“They’re just not ready?” It’s a common thing we hear from employers. While the young person might have a hugely impressive academic record that doesn’t necessarily mean that they’re equipped and ready to contribute to the success of their employer. The journey from education to employment is tough.
Coaching development helps plug some of the key soft skills gaps and make the transition as painless as possible – for all parties.
It can be hard for us to recall our first day in the World of work. For some, the time has fogged our memory, for others, it was no big deal. But, for some those early days were filled with anxiety. Young people have much more aware of their own mental health. Organisations have a responsibility to support their team.
Coaching development helps young people to understand themselves better so that they are better equipped to cope with the ups and downs of working life.

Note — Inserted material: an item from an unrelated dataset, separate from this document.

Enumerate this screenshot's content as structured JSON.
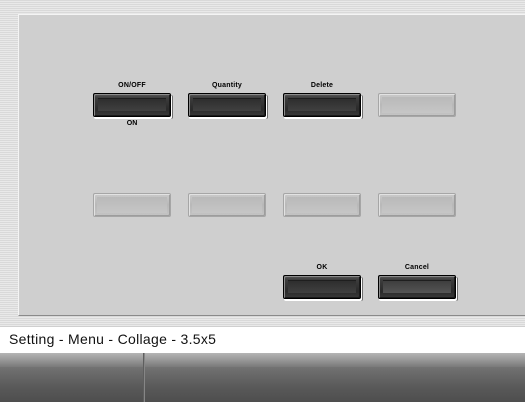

Not every young person is going to be a high flyer, superstar performer. But, more than ever organisations need to be able to identify those that want to progress as early as they possibly can. And, when they do identify them, they need to be able to show a clear progression path for getting to where they want to be.
Coaching can play a pivotal role in shaping the young person’s understanding of what it is that they really want.
Our role is to help the leaders of organisations have a more engaged young workforce that delivers as much value to the business as they possibly can. We’re not replacing or competing with your own programmes, we’re here to add to the great work that you already do. Our experience is that together we can be stronger.